• Work instructions: Although the entries contain pictures, return everything else in them verbatim and omit the pictures.

• Material provided:
○ ○ ○ ○ ○ ○ ○

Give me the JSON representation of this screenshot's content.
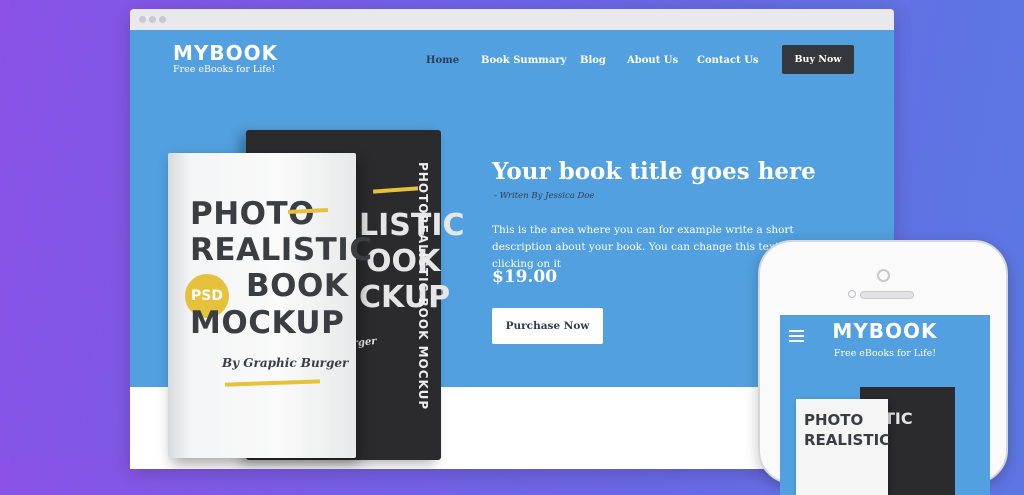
{
  "site": {
    "brand_name": "MYBOOK",
    "tagline": "Free eBooks for Life!",
    "nav": {
      "home": "Home",
      "book_summary": "Book Summary",
      "blog": "Blog",
      "about": "About Us",
      "contact": "Contact Us"
    },
    "buy_button": "Buy Now"
  },
  "hero": {
    "title": "Your book title goes here",
    "author": "- Writen By Jessica Doe",
    "description": "This is the area where you can for example write a short description about your book. You can change this text by clicking on it",
    "price": "$19.00",
    "purchase_button": "Purchase Now"
  },
  "book": {
    "front_line1": "PHOTO",
    "front_line2": "REALISTIC",
    "front_line3": "BOOK",
    "front_line4": "MOCKUP",
    "badge": "PSD",
    "byline": "By Graphic Burger",
    "back_line1": "LISTIC",
    "back_line2": "OOK",
    "back_line3": "CKUP",
    "back_byline": "Burger",
    "spine": "PHOTOREALISTIC BOOK MOCKUP"
  },
  "phone": {
    "brand_name": "MYBOOK",
    "tagline": "Free eBooks for Life!",
    "cover_line1": "PHOTO",
    "cover_line2": "REALISTIC",
    "back_text": "TIC"
  },
  "colors": {
    "background_start": "#8a52e6",
    "background_end": "#5b78e2",
    "site_blue": "#52a0df",
    "button_dark": "#34383d",
    "accent_yellow": "#e6c23c"
  }
}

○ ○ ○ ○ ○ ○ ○

• Solution below:
Give me the JSON representation of this screenshot's content.
{
  "site": {
    "brand_name": "MYBOOK",
    "tagline": "Free eBooks for Life!",
    "nav": {
      "home": "Home",
      "book_summary": "Book Summary",
      "blog": "Blog",
      "about": "About Us",
      "contact": "Contact Us"
    },
    "buy_button": "Buy Now"
  },
  "hero": {
    "title": "Your book title goes here",
    "author": "- Writen By Jessica Doe",
    "description": "This is the area where you can for example write a short description about your book. You can change this text by clicking on it",
    "price": "$19.00",
    "purchase_button": "Purchase Now"
  },
  "book": {
    "front_line1": "PHOTO",
    "front_line2": "REALISTIC",
    "front_line3": "BOOK",
    "front_line4": "MOCKUP",
    "badge": "PSD",
    "byline": "By Graphic Burger",
    "back_line1": "LISTIC",
    "back_line2": "OOK",
    "back_line3": "CKUP",
    "back_byline": "Burger",
    "spine": "PHOTOREALISTIC BOOK MOCKUP"
  },
  "phone": {
    "brand_name": "MYBOOK",
    "tagline": "Free eBooks for Life!",
    "cover_line1": "PHOTO",
    "cover_line2": "REALISTIC",
    "back_text": "TIC"
  },
  "colors": {
    "background_start": "#8a52e6",
    "background_end": "#5b78e2",
    "site_blue": "#52a0df",
    "button_dark": "#34383d",
    "accent_yellow": "#e6c23c"
  }
}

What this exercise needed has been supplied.